## Exercise requirements:
The records that appear below are to be restated word for word.

## Dataset rows describing interfaces:

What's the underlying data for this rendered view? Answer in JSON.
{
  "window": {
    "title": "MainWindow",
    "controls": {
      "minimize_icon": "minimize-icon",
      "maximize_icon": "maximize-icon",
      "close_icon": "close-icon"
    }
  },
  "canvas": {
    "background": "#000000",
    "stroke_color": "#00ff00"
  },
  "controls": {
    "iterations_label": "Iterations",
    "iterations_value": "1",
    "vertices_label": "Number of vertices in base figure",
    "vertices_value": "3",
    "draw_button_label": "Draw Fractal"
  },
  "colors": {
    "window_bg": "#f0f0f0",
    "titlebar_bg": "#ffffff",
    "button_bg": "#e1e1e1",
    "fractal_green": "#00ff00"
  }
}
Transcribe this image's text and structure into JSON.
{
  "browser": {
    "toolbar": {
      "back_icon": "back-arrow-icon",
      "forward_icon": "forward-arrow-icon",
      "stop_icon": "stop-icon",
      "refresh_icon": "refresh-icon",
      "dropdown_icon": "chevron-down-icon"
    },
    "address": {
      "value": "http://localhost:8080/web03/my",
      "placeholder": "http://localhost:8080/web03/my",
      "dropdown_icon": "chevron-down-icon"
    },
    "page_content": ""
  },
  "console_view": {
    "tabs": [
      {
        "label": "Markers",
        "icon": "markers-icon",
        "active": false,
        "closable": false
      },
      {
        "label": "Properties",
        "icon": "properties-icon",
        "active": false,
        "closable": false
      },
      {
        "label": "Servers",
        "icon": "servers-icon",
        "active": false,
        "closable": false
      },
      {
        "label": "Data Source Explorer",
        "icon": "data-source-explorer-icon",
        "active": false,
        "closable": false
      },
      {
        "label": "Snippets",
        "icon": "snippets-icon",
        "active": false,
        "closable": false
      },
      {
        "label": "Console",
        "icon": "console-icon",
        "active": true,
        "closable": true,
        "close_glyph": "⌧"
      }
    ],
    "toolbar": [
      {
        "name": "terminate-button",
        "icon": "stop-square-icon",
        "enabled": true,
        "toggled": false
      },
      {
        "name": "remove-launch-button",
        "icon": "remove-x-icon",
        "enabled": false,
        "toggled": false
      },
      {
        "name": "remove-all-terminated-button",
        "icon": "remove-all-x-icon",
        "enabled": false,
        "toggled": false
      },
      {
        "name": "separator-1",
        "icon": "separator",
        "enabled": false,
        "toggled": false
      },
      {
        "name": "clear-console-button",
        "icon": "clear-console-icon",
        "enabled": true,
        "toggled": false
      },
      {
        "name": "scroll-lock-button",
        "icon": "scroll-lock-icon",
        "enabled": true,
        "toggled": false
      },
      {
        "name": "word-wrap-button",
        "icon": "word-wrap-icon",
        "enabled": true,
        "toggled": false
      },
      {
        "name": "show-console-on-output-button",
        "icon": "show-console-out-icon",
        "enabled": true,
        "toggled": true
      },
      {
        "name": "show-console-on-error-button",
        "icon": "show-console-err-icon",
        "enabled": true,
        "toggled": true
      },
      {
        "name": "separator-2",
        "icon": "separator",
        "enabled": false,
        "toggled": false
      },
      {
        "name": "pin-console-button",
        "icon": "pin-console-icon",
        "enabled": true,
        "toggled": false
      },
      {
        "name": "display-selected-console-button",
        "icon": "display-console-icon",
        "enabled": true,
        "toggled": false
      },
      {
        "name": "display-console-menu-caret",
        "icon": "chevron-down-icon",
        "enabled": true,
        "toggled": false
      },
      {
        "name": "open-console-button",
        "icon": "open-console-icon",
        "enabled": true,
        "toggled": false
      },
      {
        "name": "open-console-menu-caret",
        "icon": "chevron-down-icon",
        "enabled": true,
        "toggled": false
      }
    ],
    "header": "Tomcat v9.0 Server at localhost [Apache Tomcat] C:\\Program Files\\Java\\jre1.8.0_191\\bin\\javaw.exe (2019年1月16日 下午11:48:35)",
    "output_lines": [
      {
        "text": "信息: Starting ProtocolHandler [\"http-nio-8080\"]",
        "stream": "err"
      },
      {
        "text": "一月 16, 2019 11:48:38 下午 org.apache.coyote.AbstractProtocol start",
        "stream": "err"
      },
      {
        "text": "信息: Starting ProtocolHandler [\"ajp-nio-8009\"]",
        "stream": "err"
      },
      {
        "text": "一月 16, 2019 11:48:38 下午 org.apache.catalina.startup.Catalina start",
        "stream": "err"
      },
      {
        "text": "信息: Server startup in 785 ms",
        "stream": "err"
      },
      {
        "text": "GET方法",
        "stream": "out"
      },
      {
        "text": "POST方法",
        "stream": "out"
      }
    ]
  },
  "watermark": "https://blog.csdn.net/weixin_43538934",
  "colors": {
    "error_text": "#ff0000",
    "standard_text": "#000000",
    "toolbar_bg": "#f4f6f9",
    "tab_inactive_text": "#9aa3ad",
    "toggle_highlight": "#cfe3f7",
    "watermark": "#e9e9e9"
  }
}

## Finished task:
What's the underlying data for this rendered view? Answer in JSON.
{
  "window": {
    "title": "MainWindow",
    "controls": {
      "minimize_icon": "minimize-icon",
      "maximize_icon": "maximize-icon",
      "close_icon": "close-icon"
    }
  },
  "canvas": {
    "background": "#000000",
    "stroke_color": "#00ff00"
  },
  "controls": {
    "iterations_label": "Iterations",
    "iterations_value": "1",
    "vertices_label": "Number of vertices in base figure",
    "vertices_value": "3",
    "draw_button_label": "Draw Fractal"
  },
  "colors": {
    "window_bg": "#f0f0f0",
    "titlebar_bg": "#ffffff",
    "button_bg": "#e1e1e1",
    "fractal_green": "#00ff00"
  }
}
Transcribe this image's text and structure into JSON.
{
  "browser": {
    "toolbar": {
      "back_icon": "back-arrow-icon",
      "forward_icon": "forward-arrow-icon",
      "stop_icon": "stop-icon",
      "refresh_icon": "refresh-icon",
      "dropdown_icon": "chevron-down-icon"
    },
    "address": {
      "value": "http://localhost:8080/web03/my",
      "placeholder": "http://localhost:8080/web03/my",
      "dropdown_icon": "chevron-down-icon"
    },
    "page_content": ""
  },
  "console_view": {
    "tabs": [
      {
        "label": "Markers",
        "icon": "markers-icon",
        "active": false,
        "closable": false
      },
      {
        "label": "Properties",
        "icon": "properties-icon",
        "active": false,
        "closable": false
      },
      {
        "label": "Servers",
        "icon": "servers-icon",
        "active": false,
        "closable": false
      },
      {
        "label": "Data Source Explorer",
        "icon": "data-source-explorer-icon",
        "active": false,
        "closable": false
      },
      {
        "label": "Snippets",
        "icon": "snippets-icon",
        "active": false,
        "closable": false
      },
      {
        "label": "Console",
        "icon": "console-icon",
        "active": true,
        "closable": true,
        "close_glyph": "⌧"
      }
    ],
    "toolbar": [
      {
        "name": "terminate-button",
        "icon": "stop-square-icon",
        "enabled": true,
        "toggled": false
      },
      {
        "name": "remove-launch-button",
        "icon": "remove-x-icon",
        "enabled": false,
        "toggled": false
      },
      {
        "name": "remove-all-terminated-button",
        "icon": "remove-all-x-icon",
        "enabled": false,
        "toggled": false
      },
      {
        "name": "separator-1",
        "icon": "separator",
        "enabled": false,
        "toggled": false
      },
      {
        "name": "clear-console-button",
        "icon": "clear-console-icon",
        "enabled": true,
        "toggled": false
      },
      {
        "name": "scroll-lock-button",
        "icon": "scroll-lock-icon",
        "enabled": true,
        "toggled": false
      },
      {
        "name": "word-wrap-button",
        "icon": "word-wrap-icon",
        "enabled": true,
        "toggled": false
      },
      {
        "name": "show-console-on-output-button",
        "icon": "show-console-out-icon",
        "enabled": true,
        "toggled": true
      },
      {
        "name": "show-console-on-error-button",
        "icon": "show-console-err-icon",
        "enabled": true,
        "toggled": true
      },
      {
        "name": "separator-2",
        "icon": "separator",
        "enabled": false,
        "toggled": false
      },
      {
        "name": "pin-console-button",
        "icon": "pin-console-icon",
        "enabled": true,
        "toggled": false
      },
      {
        "name": "display-selected-console-button",
        "icon": "display-console-icon",
        "enabled": true,
        "toggled": false
      },
      {
        "name": "display-console-menu-caret",
        "icon": "chevron-down-icon",
        "enabled": true,
        "toggled": false
      },
      {
        "name": "open-console-button",
        "icon": "open-console-icon",
        "enabled": true,
        "toggled": false
      },
      {
        "name": "open-console-menu-caret",
        "icon": "chevron-down-icon",
        "enabled": true,
        "toggled": false
      }
    ],
    "header": "Tomcat v9.0 Server at localhost [Apache Tomcat] C:\\Program Files\\Java\\jre1.8.0_191\\bin\\javaw.exe (2019年1月16日 下午11:48:35)",
    "output_lines": [
      {
        "text": "信息: Starting ProtocolHandler [\"http-nio-8080\"]",
        "stream": "err"
      },
      {
        "text": "一月 16, 2019 11:48:38 下午 org.apache.coyote.AbstractProtocol start",
        "stream": "err"
      },
      {
        "text": "信息: Starting ProtocolHandler [\"ajp-nio-8009\"]",
        "stream": "err"
      },
      {
        "text": "一月 16, 2019 11:48:38 下午 org.apache.catalina.startup.Catalina start",
        "stream": "err"
      },
      {
        "text": "信息: Server startup in 785 ms",
        "stream": "err"
      },
      {
        "text": "GET方法",
        "stream": "out"
      },
      {
        "text": "POST方法",
        "stream": "out"
      }
    ]
  },
  "watermark": "https://blog.csdn.net/weixin_43538934",
  "colors": {
    "error_text": "#ff0000",
    "standard_text": "#000000",
    "toolbar_bg": "#f4f6f9",
    "tab_inactive_text": "#9aa3ad",
    "toggle_highlight": "#cfe3f7",
    "watermark": "#e9e9e9"
  }
}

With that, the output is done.